A federal judge will consider releasing video of last year's Proposition 8 trial. The trial ended with California's ban on same-sex marriage being struck down. Now, opponents of Prop. 8 want the trial tapes made public. Reporter: Scott Shafer
Rachael Myrow: In a San Francisco courtroom today, a federal judge will consider releasing video recordings of last year's Proposition 8 trial. The trial ended with California's ban on same-sex marriage being struck down. Now, as the California Report's Scott Shafer explains, opponents of Prop. 8 want the trial tapes made public.
Scott Schafer: The U.S. Supreme Court blocked a plan to broadcast last year's Prop. 8 trial. But the courtroom cameras continued rolling, recording every minute.
After the judge who struck down Prop. 8 he used a short clip of the trial in a speech about cameras in the courtroom.
Prop. 8 supporters objected, and asked the new Chief Judge of the Northern District in California to confiscate all the tapes.
Judge James Ware declined to do that, and today he's considering another motion from Prop. 8 opponents. They want the tapes released so anyone can watch the trial on the Internet.
Attorney Ted Boutrous says those recordings are essentially a transcript of the trial.
Ted Boutrous: That triggers the presumptive right to public records of judicial records which is grounded in the First Amendment, the traditions of this country that people have the right to scrutinize the records of the courts that lead to decisions and rulings.
Shafer: But Golden Gate Law School professor Michael Zamperini thinks it's unlikely the tapes will be released while the Prop. 8 decision is still on appeal.
Michael Zamperini: Other than the public's right to know I don't really see a reason to lift the protective order, as long as the matter is still being litigated.
Shafer: In any case, this is really a legal side show. Next week the real battle resumes when the State Supreme Court considers whether Prop. 8 proponents have the legal authority to challenge the decision striking down their ballot measure.
For the California Report I'm Scott Shafer.
From KQED News, Stephanie Martin has more.
Stephanie Martin: Proposition 8's winding legal path passes through a federal courtroom in San Francisco this morning.
At issue is whether video tapes of last year's trial over California's ban on same sex marriage should be made public.
Gay marriage supporters want Judge James Ware to lift the order restricting use of the tapes.

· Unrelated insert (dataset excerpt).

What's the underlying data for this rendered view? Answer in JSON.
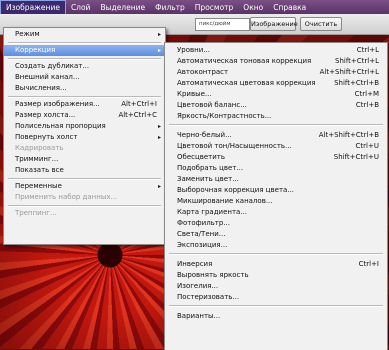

But Golden Gate Law School Professor Michael Zamperini says the law isn't clear on the underlying issue here.
Michael Zamperini: I don't think there's any easy answer on this. When it comes to cameras in the courtroom it's very much of a case by case basis, rather than an always or never.
Martin: Next week, the State Supreme Court takes up the question of whether Prop 8 supporters can appeal the decision striking down the measure.